Colin Gilbert: Choosing to use a motor vehicle, above all other choices, has a massive impact on anyone using every other kind of transport. Buses are slowed down, pedestrians and cyclists are put at risk, and the air is polluted for everyone. Drivers have had it all their own way for decades. Unfortunately, now any amount of compromise feels like a punishment. Being granted a great big privilege and not recognising it is called “entitlement”.
Tully Tulley: This will have to be introduced to stop pointless journeys into the city centre. There are park and rides all around the outskirts of the city.
Paul McGee: I don’t drive, so always get public transport. Last Thursday, including waiting time, it took a little over two hours from The Exchange, just off Lothian Road, to my village, Mid Calder, just before Livingston. If I could and did drive, it would have taken around 30 to 40 minutes. Why on Earth would I stop doing that if it was an option for me?
Sandra Braidwood: The only reason people shun public transport is due to the poor service. Where I stay we have one bus into Edinburgh. I'd love to leave my car behind and use the buses but not when they're so unreliable.
Calum MacLeod: Drive to the nearest decent bus service stop outside the city.
Jake H Fraser: There should of been a congestion charge years ago. Every road and street around this city is a car park. These roads were not designed for this amount of traffic… it’s insane.
Craig Mackie: Thin end of the wedge.
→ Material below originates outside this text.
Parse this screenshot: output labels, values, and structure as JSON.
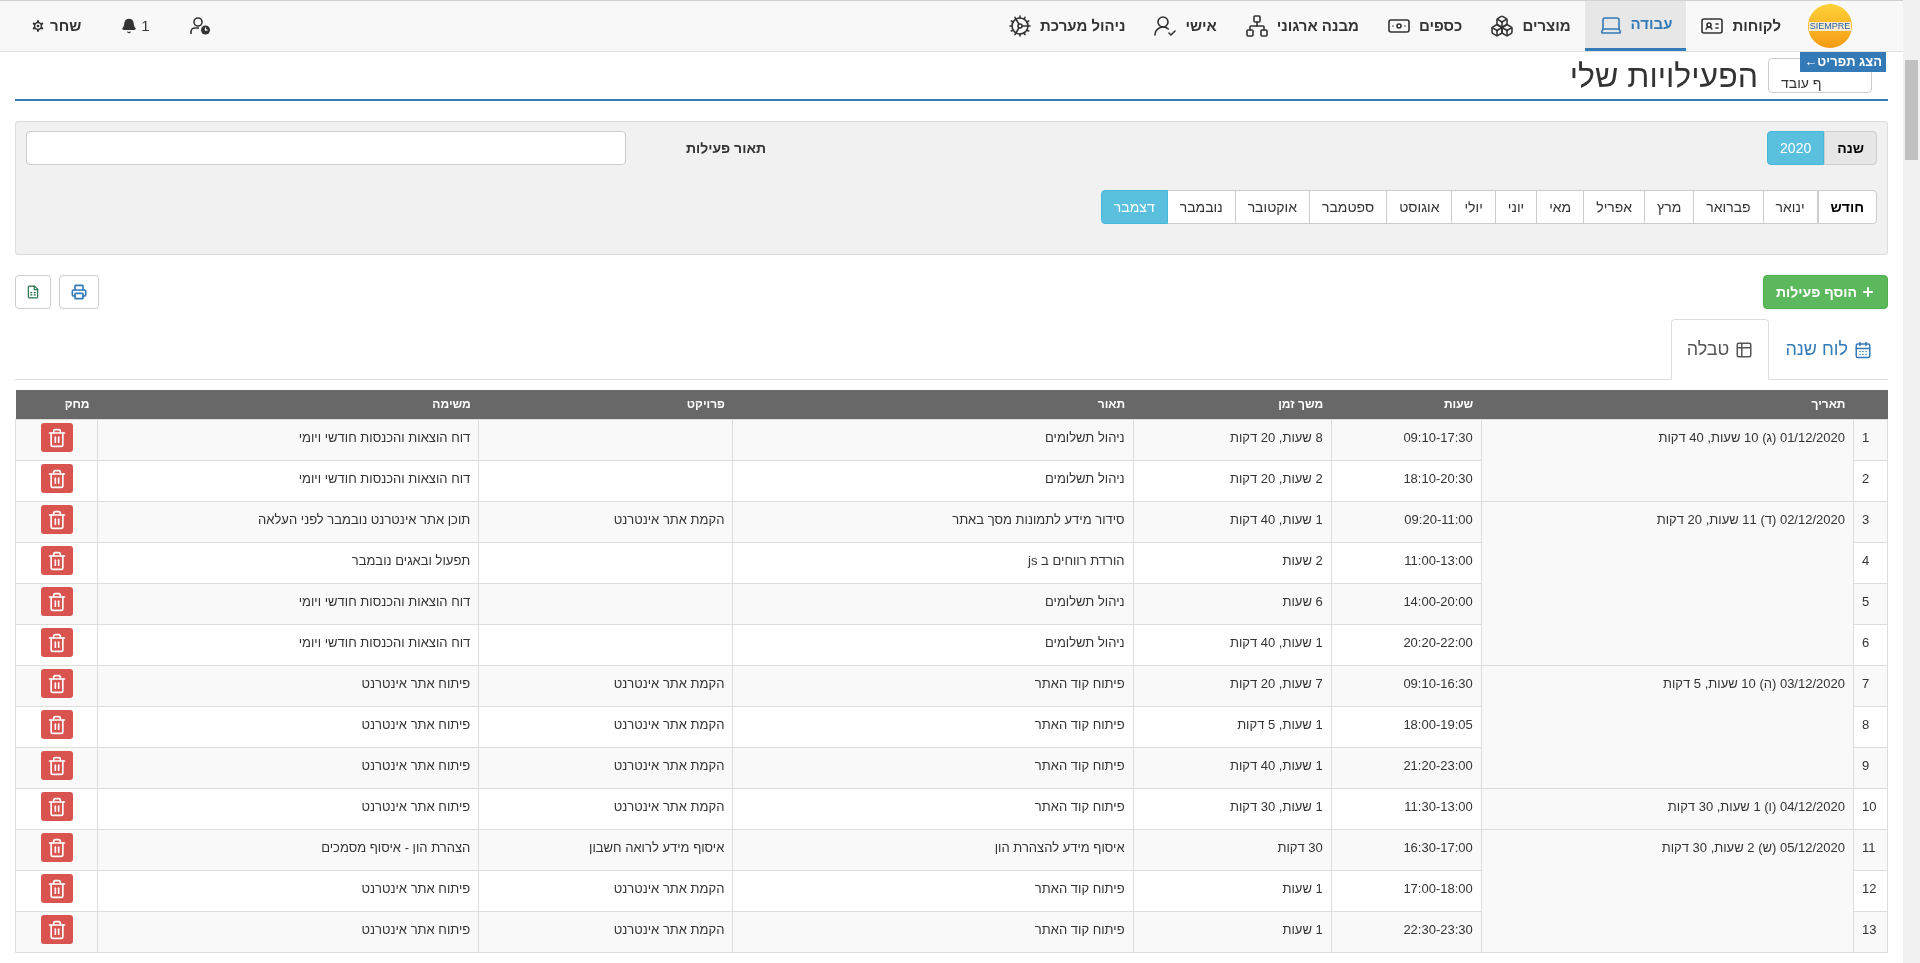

Get this through and it will be congestion charges at different zones, then residents having to buy permits.
Phil Allwright: Public transport needs to be run as a service and not as a business to entice people away from cars and the city street design needs to be altered to allow for faster, more reliable public transport and cycling routes.